California has detailed regulations about the requirements for automatic subscription renewals or renewals of continuous services, and the complaint for this class action alleges that Web.Com Group violated them, making automatic renewals and charging consumers’ credit or debit cards or accounts without obtaining proper, affirmative consent, and without an acknowledgement that would allow them to cancel easily.
The class for this action is all persons in California who, within the class period, bought any product or service in response to an automatic renewal offer, as defined by the California Business and Professions Code §17601(a) from Web.com Group, Inc., its predecessors, or its affiliates, via the website www.register.com.
The sections of the California Business and Professions Code dealing with automatic renewals was designed to prevent companies from charging consumers for ongoing subscriptions or services without giving them a proper opportunity to cancel or refuse.
First, it requires that the terms be presented in a clear and conspicuous manner in visual proximity to the offer of renewal.
Second, it does not permit the company to charge a credit or debit card or an account without first obtaining the consumer’s affirmative consent to the offer.
Third, the company must provide an acknowledgement with information about the offer and about how to cancel in a manner that makes it possible for the consumer to retain it. If the offer includes a free trial, the company must tell the consumer how to cancel and allow the consumer to do so before being charged.

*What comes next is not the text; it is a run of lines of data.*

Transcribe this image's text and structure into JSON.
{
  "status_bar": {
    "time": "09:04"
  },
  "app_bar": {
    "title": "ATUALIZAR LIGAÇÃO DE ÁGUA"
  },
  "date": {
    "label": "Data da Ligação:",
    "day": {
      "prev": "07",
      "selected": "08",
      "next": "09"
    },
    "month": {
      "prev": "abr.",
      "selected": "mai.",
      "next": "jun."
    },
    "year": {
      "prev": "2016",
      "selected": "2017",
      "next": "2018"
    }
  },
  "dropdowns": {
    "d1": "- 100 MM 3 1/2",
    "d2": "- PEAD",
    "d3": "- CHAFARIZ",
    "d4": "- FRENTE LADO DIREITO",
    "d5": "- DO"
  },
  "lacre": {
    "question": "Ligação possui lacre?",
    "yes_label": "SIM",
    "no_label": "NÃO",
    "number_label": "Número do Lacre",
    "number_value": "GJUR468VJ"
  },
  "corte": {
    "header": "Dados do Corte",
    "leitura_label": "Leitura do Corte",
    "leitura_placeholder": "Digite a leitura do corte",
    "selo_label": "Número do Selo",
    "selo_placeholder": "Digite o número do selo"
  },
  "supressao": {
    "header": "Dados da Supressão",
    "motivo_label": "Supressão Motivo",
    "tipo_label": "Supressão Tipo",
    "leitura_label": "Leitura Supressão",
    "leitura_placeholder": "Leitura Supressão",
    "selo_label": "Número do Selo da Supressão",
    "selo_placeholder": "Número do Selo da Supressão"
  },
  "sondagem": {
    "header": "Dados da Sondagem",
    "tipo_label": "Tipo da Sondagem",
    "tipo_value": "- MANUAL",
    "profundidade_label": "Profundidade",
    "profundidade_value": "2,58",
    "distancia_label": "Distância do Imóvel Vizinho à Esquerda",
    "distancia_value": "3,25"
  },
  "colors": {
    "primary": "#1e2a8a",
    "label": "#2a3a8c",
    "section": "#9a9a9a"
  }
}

The Code also provides more detailed requirements for the offer, such as an easy-to-use mechanism for cancellation. Furthermore, it states, “In any case in which a business sends any goods, wares, merchandise, or products to a consumer, under a continuous service agreement or automatic renewal of a purchase, without first obtaining the consumer’s affirmative consent as described in Section 17602, the goods, wares, merchandise, or products shall for all purposes be deemed an unconditional gift to the consumer…”
The complaint charges that Web.com’s subscriptions for website support and construction services fall under the jurisdiction of this Code, but that the terms of its lengthy Master Services Agreement and the other parts of its website where the purchase is made do not meet the above terms. It claims that Web.com thus failed to obtain affirmative consent to automatic renewals and, further, did not provide an acknowledgement, and that therefore all that consumers have obtained via the automatic renewals have become an unconditional gift under the law.